- DUI under 21 years of age: If you are under 21, the first time your BAC is 0.02 or higher, your driving privileges will be suspended for 30 days. If you already have one or more DUIs on your record and you are under 21, your license will be suspended for an additional year each time you are convicted of a DUI (Sec. 8-1567a(b)).
Read the full text of the Kansas States for more information.
I Was Charged With a DUI: What’s Next?

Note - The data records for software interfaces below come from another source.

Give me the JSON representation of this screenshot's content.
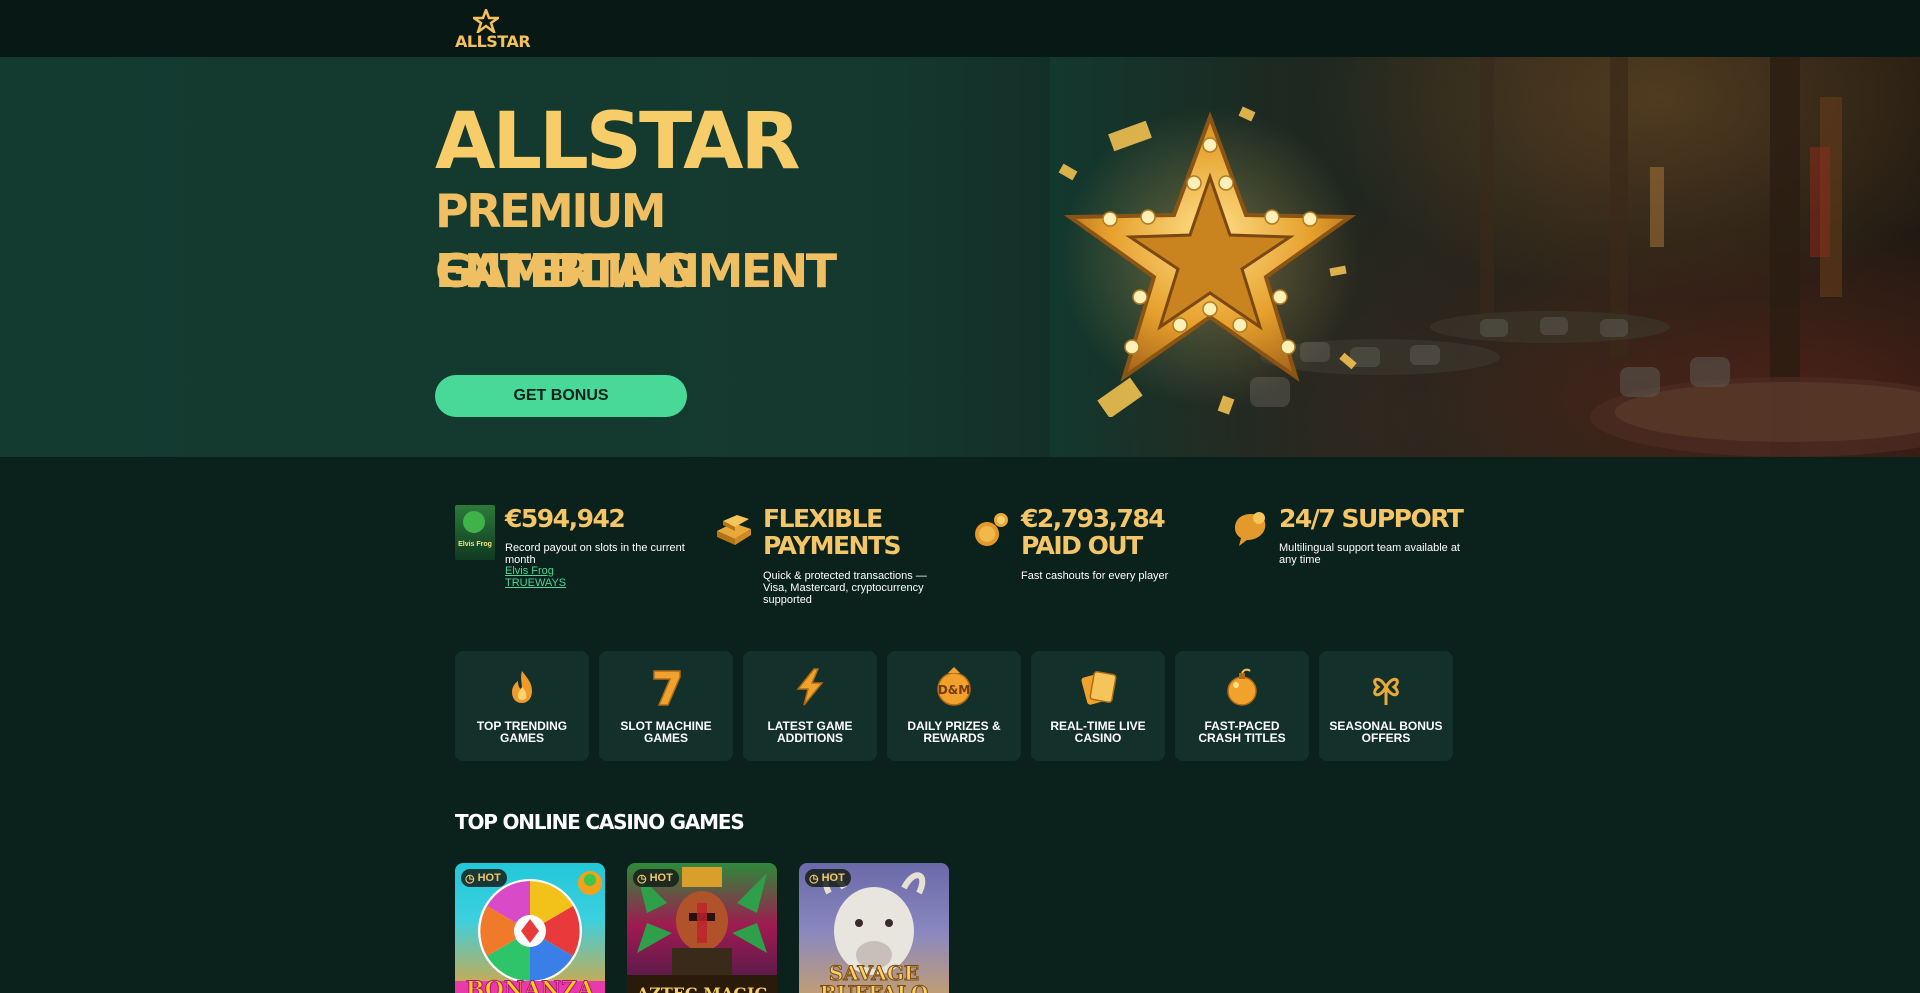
{
  "header": {
    "logo_text": "ALLSTAR"
  },
  "hero": {
    "title": "ALLSTAR",
    "subtitle_line1": "PREMIUM GAMBLING",
    "subtitle_line2": "ENTERTAINMENT",
    "cta_label": "GET BONUS"
  },
  "stats": [
    {
      "title": "€594,942",
      "description": "Record payout on slots in the current month",
      "link": "Elvis Frog TRUEWAYS",
      "thumb_label": "Elvis Frog",
      "icon": "game-thumbnail"
    },
    {
      "title": "FLEXIBLE PAYMENTS",
      "description": "Quick & protected transactions — Visa, Mastercard, cryptocurrency supported",
      "icon": "gold-bars-icon"
    },
    {
      "title": "€2,793,784 PAID OUT",
      "description": "Fast cashouts for every player",
      "icon": "coins-icon"
    },
    {
      "title": "24/7 SUPPORT",
      "description": "Multilingual support team available at any time",
      "icon": "chat-bubble-icon"
    }
  ],
  "categories": [
    {
      "label": "TOP TRENDING GAMES",
      "icon": "flame-icon"
    },
    {
      "label": "SLOT MACHINE GAMES",
      "icon": "seven-icon"
    },
    {
      "label": "LATEST GAME ADDITIONS",
      "icon": "lightning-icon"
    },
    {
      "label": "DAILY PRIZES & REWARDS",
      "icon": "prize-icon",
      "icon_text": "D&M"
    },
    {
      "label": "REAL-TIME LIVE CASINO",
      "icon": "cards-icon"
    },
    {
      "label": "FAST-PACED CRASH TITLES",
      "icon": "bomb-icon"
    },
    {
      "label": "SEASONAL BONUS OFFERS",
      "icon": "clover-icon"
    }
  ],
  "games_section": {
    "title": "TOP ONLINE CASINO GAMES",
    "games": [
      {
        "badge": "HOT",
        "title": "BONANZA"
      },
      {
        "badge": "HOT",
        "title": "AZTEC MAGIC"
      },
      {
        "badge": "HOT",
        "title": "SAVAGE BUFFALO"
      }
    ]
  },
  "colors": {
    "background": "#0b211b",
    "header": "#081814",
    "gold": "#f4c668",
    "accent_green": "#48d897",
    "tile": "#13302a"
  }
}
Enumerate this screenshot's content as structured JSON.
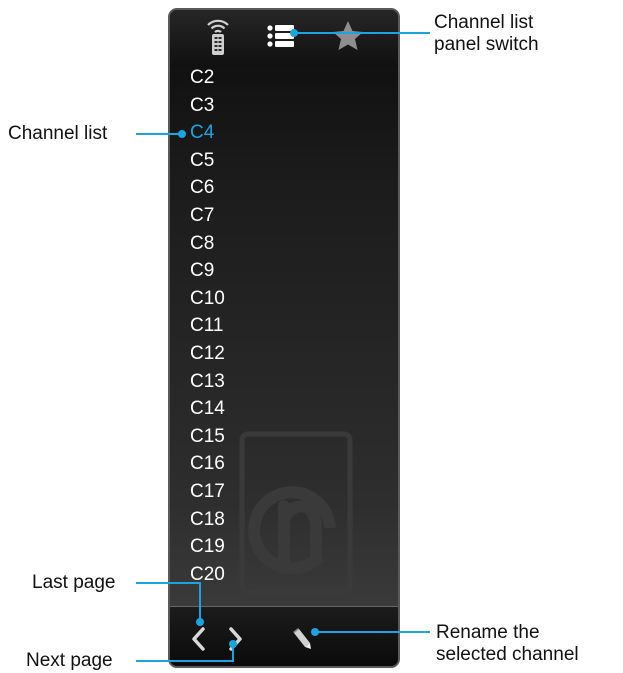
{
  "panel": {
    "tabs": [
      {
        "name": "remote",
        "icon": "remote-icon"
      },
      {
        "name": "channel-list",
        "icon": "list-icon"
      },
      {
        "name": "favorites",
        "icon": "star-icon"
      }
    ],
    "channels": [
      "C2",
      "C3",
      "C4",
      "C5",
      "C6",
      "C7",
      "C8",
      "C9",
      "C10",
      "C11",
      "C12",
      "C13",
      "C14",
      "C15",
      "C16",
      "C17",
      "C18",
      "C19",
      "C20"
    ],
    "selected_channel": "C4",
    "footer": {
      "prev_icon": "chevron-left-icon",
      "next_icon": "chevron-right-icon",
      "rename_icon": "pencil-icon"
    }
  },
  "callouts": {
    "panel_switch": "Channel list\npanel switch",
    "channel_list": "Channel list",
    "last_page": "Last page",
    "next_page": "Next page",
    "rename": "Rename the\nselected channel"
  },
  "colors": {
    "selected": "#1aa5e1",
    "leader": "#1aa5e1",
    "text": "#ffffff"
  }
}
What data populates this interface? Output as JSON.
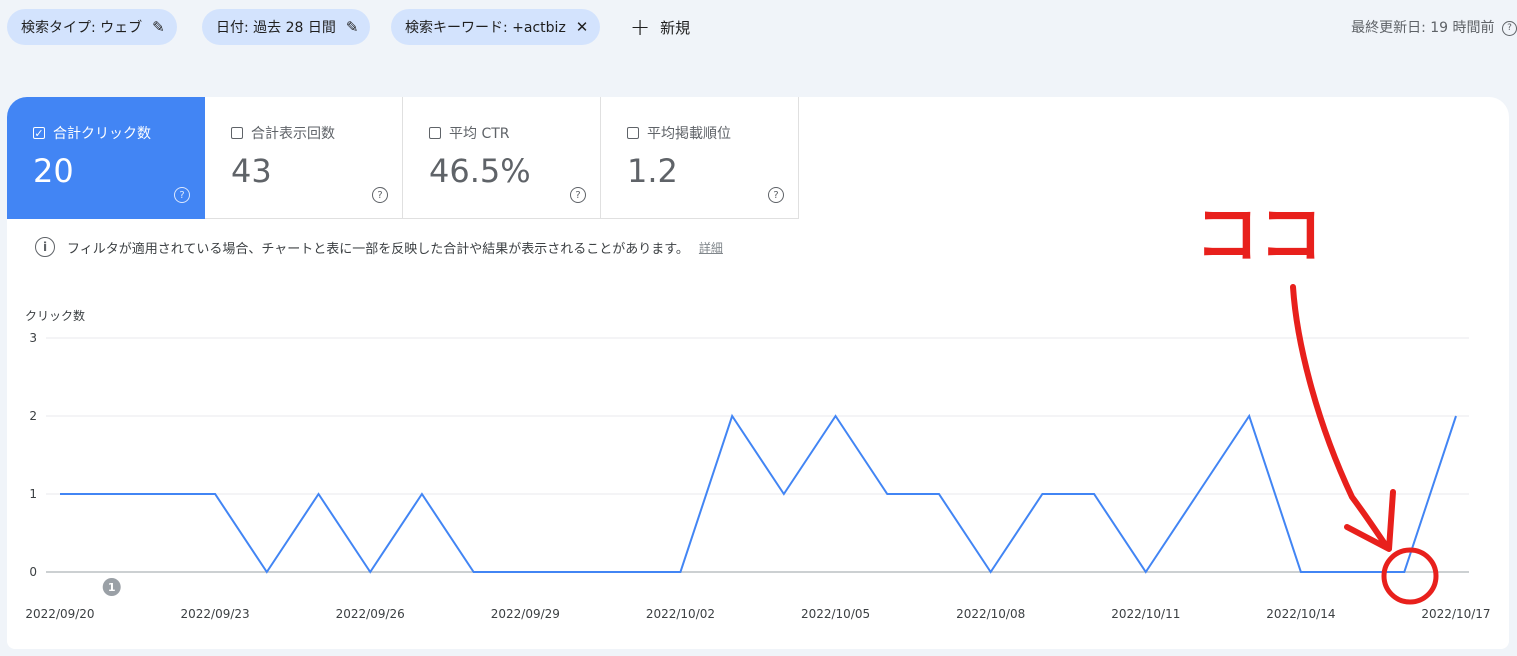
{
  "filters": [
    {
      "label": "検索タイプ: ウェブ",
      "icon": "pencil-icon"
    },
    {
      "label": "日付: 過去 28 日間",
      "icon": "pencil-icon"
    },
    {
      "label": "検索キーワード: +actbiz",
      "icon": "close-icon"
    }
  ],
  "new_button": {
    "plus": "+",
    "label": "新規"
  },
  "last_updated": "最終更新日: 19 時間前",
  "metrics": [
    {
      "label": "合計クリック数",
      "value": "20",
      "checked": true
    },
    {
      "label": "合計表示回数",
      "value": "43",
      "checked": false
    },
    {
      "label": "平均 CTR",
      "value": "46.5%",
      "checked": false
    },
    {
      "label": "平均掲載順位",
      "value": "1.2",
      "checked": false
    }
  ],
  "notice": {
    "text": "フィルタが適用されている場合、チャートと表に一部を反映した合計や結果が表示されることがあります。",
    "link": "詳細"
  },
  "annotation": {
    "text": "ココ",
    "color": "#e8201c"
  },
  "chart_data": {
    "type": "line",
    "ylabel": "クリック数",
    "ylim": [
      0,
      3
    ],
    "yticks": [
      0,
      1,
      2,
      3
    ],
    "grid": true,
    "color": "#4285f4",
    "x": [
      "2022/09/20",
      "2022/09/21",
      "2022/09/22",
      "2022/09/23",
      "2022/09/24",
      "2022/09/25",
      "2022/09/26",
      "2022/09/27",
      "2022/09/28",
      "2022/09/29",
      "2022/09/30",
      "2022/10/01",
      "2022/10/02",
      "2022/10/03",
      "2022/10/04",
      "2022/10/05",
      "2022/10/06",
      "2022/10/07",
      "2022/10/08",
      "2022/10/09",
      "2022/10/10",
      "2022/10/11",
      "2022/10/12",
      "2022/10/13",
      "2022/10/14",
      "2022/10/15",
      "2022/10/16",
      "2022/10/17"
    ],
    "xtick_labels": [
      "2022/09/20",
      "2022/09/23",
      "2022/09/26",
      "2022/09/29",
      "2022/10/02",
      "2022/10/05",
      "2022/10/08",
      "2022/10/11",
      "2022/10/14",
      "2022/10/17"
    ],
    "series": [
      {
        "values": [
          1,
          1,
          1,
          1,
          0,
          1,
          0,
          1,
          0,
          0,
          0,
          0,
          0,
          2,
          1,
          2,
          1,
          1,
          0,
          1,
          1,
          0,
          1,
          2,
          0,
          0,
          0,
          2
        ]
      }
    ],
    "event_marker": {
      "x": "2022/09/21",
      "label": "1"
    }
  }
}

If you’ve been charged with a DUI, a skilled Kansas criminal defense attorney has ways to challenge the charge against you. Typically, a criminal attorney will argue one of three defenses. First, an attorney will argue that the police officer illegally stopped your car. For instance, if you were not speeding, didn’t have a broken taillight, and were otherwise following the rules of the road, the police officer may have illegally pulled you over; so any tests conducted after that cannot be admitted into evidence. Second, if the stop was legal, an attorney will argue that the officer improperly administered the field sobriety or breathalyzer test. Finally, an attorney can argue that the breathalyzer machine itself malfunctioned.
There may be other defenses you can use if none of these apply to your situation.